>>>>

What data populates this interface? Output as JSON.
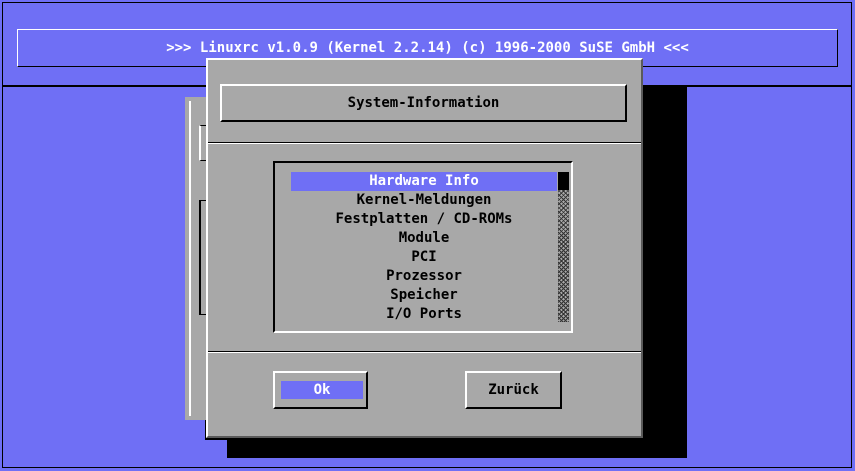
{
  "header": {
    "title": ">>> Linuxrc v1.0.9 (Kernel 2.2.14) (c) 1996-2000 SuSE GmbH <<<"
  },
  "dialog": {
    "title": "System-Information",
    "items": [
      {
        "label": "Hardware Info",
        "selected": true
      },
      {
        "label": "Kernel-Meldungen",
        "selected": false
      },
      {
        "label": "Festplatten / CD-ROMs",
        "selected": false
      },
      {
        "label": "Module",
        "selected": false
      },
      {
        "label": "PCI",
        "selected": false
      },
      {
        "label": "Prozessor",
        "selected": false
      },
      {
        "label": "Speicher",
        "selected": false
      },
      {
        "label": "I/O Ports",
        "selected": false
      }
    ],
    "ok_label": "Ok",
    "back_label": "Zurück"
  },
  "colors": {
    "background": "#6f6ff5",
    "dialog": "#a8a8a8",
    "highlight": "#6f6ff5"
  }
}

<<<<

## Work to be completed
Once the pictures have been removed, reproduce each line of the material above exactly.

## Response below
What data populates this interface? Output as JSON.
{
  "header": {
    "title": ">>> Linuxrc v1.0.9 (Kernel 2.2.14) (c) 1996-2000 SuSE GmbH <<<"
  },
  "dialog": {
    "title": "System-Information",
    "items": [
      {
        "label": "Hardware Info",
        "selected": true
      },
      {
        "label": "Kernel-Meldungen",
        "selected": false
      },
      {
        "label": "Festplatten / CD-ROMs",
        "selected": false
      },
      {
        "label": "Module",
        "selected": false
      },
      {
        "label": "PCI",
        "selected": false
      },
      {
        "label": "Prozessor",
        "selected": false
      },
      {
        "label": "Speicher",
        "selected": false
      },
      {
        "label": "I/O Ports",
        "selected": false
      }
    ],
    "ok_label": "Ok",
    "back_label": "Zurück"
  },
  "colors": {
    "background": "#6f6ff5",
    "dialog": "#a8a8a8",
    "highlight": "#6f6ff5"
  }
}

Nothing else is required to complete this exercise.